After assembling the Thanatar and getting the pose sort of locked in I broke it apart into the subassemblies in which it was to be painted. I also took the opportunity to drill out the barrels of the plasma mortar and the mauler bolters so that the bottoms of the barrels are not as visible. Before spraying the parts I used maskin tejp on the surfaces where I will glue things together, just to make sure that the glue get a good contact with the resin later on.
Once base sprayed black I started the painting process. My previous mechanicum automata has been a solid green with just the pistons picked out in metal, but as this model is so much larger and has so much detail I needed to break it up a bit and use some different colours. For my titans and knights I have recently been doing this by painting the substructure in a pale green/yellow and then adding the dark green armour plates on top (giving them a negative look in low light) which I think go well together with their ghost name. But, since the other automata does not have "ghost" look I thought that I would try something that would not stick out as much compared to the other models.
I have previously played around with heavily rusted metal for my Knight "Entropy" and for my fledgling Necron force. This gives them a brown/golden look and I think this could tie in nicely with the "dark green" as it has a very strong brown tone. So I decided to try making a rusted subframe with my usual green armour.

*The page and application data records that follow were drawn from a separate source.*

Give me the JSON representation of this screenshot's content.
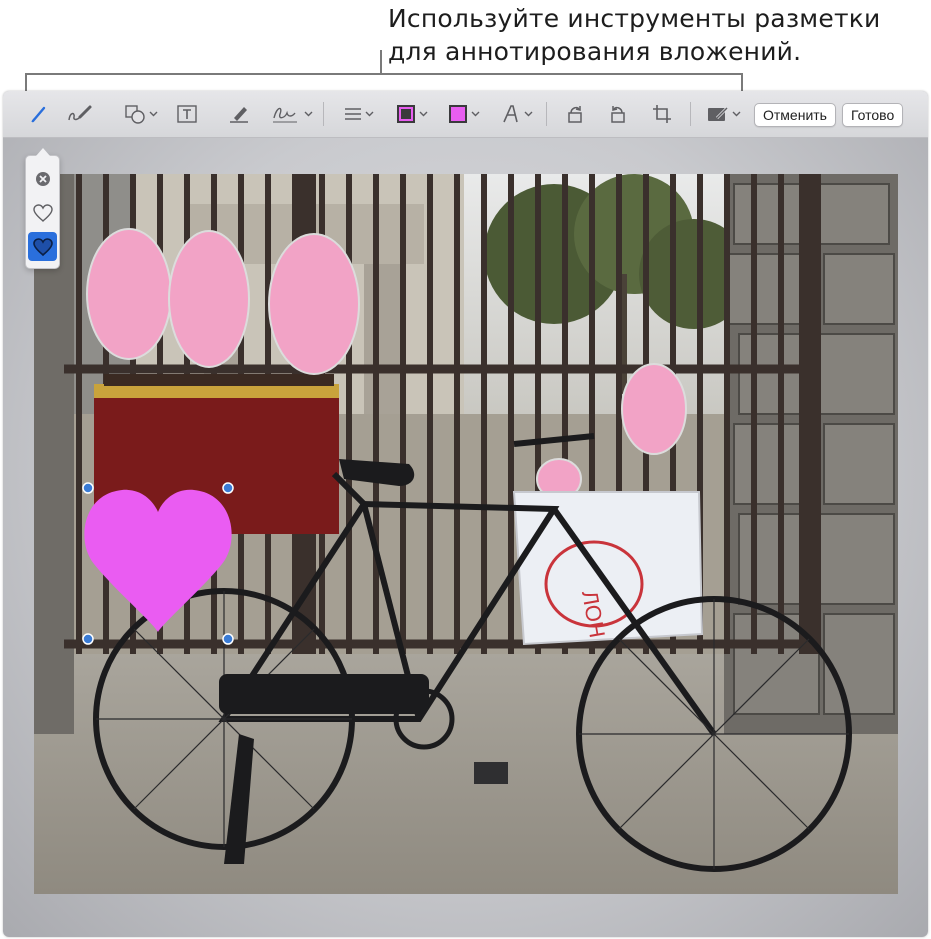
{
  "callout": {
    "line1": "Используйте инструменты разметки",
    "line2": "для аннотирования вложений."
  },
  "toolbar": {
    "tools": [
      {
        "icon": "pen-sketch-icon"
      },
      {
        "icon": "draw-icon"
      },
      {
        "icon": "shapes-icon"
      },
      {
        "icon": "text-icon"
      },
      {
        "icon": "highlight-icon"
      },
      {
        "icon": "sign-icon"
      },
      {
        "icon": "line-style-icon"
      },
      {
        "icon": "border-color-icon"
      },
      {
        "icon": "fill-color-icon"
      },
      {
        "icon": "text-style-icon"
      },
      {
        "icon": "rotate-right-icon"
      },
      {
        "icon": "rotate-left-icon"
      },
      {
        "icon": "crop-icon"
      },
      {
        "icon": "form-fill-icon"
      }
    ],
    "cancel_label": "Отменить",
    "done_label": "Готово",
    "border_color": "#e85ef0",
    "fill_color": "#e85ef0",
    "accent_color": "#2a6fdc"
  },
  "shapes_popup": {
    "items": [
      {
        "icon": "close-circle-icon"
      },
      {
        "icon": "heart-outline-icon"
      },
      {
        "icon": "heart-filled-icon",
        "selected": true
      }
    ]
  },
  "annotation": {
    "shape": "heart",
    "color": "#ea5cf2",
    "handle_color": "#3a7bd5"
  }
}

The way I paint the rusted metal is quite fast, the first step only took about an hour. This consists of base painting the parts black (over the spray as it does not take drybrushing well), den adding patches of brown and two tones of orange to the model. This is just slapped on and is very quick. Once dry I drybrush the model with cupper and three tones of white metal. This gives the model a rusted look and could probably be used for rank and file to some medium table top standard. But I could not leave it at that so I washed everting black and then I went in with a detailed brush and some watered down browns and oranges, applying this more carefully to the model in areas where rust would appear. The watered down colours will work as washes and go into recesses and into coroners etc without having to actually paint in all the details. Adding the second layer also give more depth the colours as well as a better blend and smoothness to the layers. Then it was a repeat of the drybrush. Sadly the photo of this stage is not very good as the now much brighter metals (two passes of drybrushing) cause some sort of problem with the camera ship and how it records the other colours.

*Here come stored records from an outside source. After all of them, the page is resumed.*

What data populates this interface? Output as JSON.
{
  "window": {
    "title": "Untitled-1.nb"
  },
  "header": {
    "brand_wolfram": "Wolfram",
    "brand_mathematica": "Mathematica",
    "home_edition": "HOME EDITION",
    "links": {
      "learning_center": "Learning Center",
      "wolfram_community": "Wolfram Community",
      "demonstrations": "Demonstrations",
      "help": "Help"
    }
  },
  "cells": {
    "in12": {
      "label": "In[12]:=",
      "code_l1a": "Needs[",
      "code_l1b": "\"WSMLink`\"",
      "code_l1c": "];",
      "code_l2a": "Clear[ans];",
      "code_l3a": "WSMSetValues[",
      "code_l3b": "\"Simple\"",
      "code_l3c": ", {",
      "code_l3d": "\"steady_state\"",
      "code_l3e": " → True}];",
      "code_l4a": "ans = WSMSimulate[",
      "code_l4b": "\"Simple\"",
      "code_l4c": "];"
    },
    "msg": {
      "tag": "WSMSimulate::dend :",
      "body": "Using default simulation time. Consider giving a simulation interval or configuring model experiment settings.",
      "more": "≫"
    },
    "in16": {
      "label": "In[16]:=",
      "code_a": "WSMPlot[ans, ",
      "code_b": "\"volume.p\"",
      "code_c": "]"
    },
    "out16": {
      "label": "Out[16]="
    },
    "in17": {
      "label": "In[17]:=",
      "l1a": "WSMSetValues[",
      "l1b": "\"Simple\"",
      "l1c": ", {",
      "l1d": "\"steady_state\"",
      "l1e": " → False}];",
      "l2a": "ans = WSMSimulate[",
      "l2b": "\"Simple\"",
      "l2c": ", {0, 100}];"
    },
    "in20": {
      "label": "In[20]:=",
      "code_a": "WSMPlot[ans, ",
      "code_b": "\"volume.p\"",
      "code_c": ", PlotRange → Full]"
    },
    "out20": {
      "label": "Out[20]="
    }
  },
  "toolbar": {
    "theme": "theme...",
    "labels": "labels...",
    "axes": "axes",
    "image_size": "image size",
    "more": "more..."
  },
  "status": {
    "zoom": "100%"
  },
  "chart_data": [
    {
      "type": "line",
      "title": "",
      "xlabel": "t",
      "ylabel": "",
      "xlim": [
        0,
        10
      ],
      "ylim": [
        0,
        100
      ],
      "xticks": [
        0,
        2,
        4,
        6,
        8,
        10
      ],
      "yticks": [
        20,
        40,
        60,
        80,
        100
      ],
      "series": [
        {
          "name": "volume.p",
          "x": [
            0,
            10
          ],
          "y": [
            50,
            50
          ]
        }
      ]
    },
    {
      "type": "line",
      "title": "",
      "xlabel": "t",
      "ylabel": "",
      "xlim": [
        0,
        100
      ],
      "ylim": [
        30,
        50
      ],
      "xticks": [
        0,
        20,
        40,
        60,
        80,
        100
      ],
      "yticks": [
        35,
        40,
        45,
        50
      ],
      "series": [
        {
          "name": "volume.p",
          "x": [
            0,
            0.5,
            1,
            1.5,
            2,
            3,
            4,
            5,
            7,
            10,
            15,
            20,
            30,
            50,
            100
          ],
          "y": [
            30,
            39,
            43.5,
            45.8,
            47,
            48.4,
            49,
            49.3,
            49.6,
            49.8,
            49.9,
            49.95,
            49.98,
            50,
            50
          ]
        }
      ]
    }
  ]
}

Once the subframe was done it was on to the panels, and now I remembered how painful it is to paint Forgeworld models compared to the modern plastics. As the torso, legs etc are cast as singel pieces, I can not paint the armour separately as I normally do for my knights (or any other smaller parts which makes it very fiddley to get to all the parts and places). So I hope that I do not spill over onto the already painted parts with the green. After base painting the armour panels green they where washed with brown ink and drybrushed with three tones of green. After the drybrushing the parts are rinsed under a water tap at full pressure to wash away any lose paint dust. This prevents icing in my experience, which is a serious problem considering the many layers of drybrushing I use.
Once dry I will ink everything again and do another run of green drybrushing but that will be another day. Hopefully I will manage that tomorrow so that I will have the main body and legs done for the Friday summary of the first week. Second week will be painting chevrons etc onto the armour and chipping. I will also probably start the base work on the arms and weapons which will pretty much be the same as for the body, i.e. a rusted under structure and green armour. At some point I will also need to start the base, but that will probably be more toward the end of the month...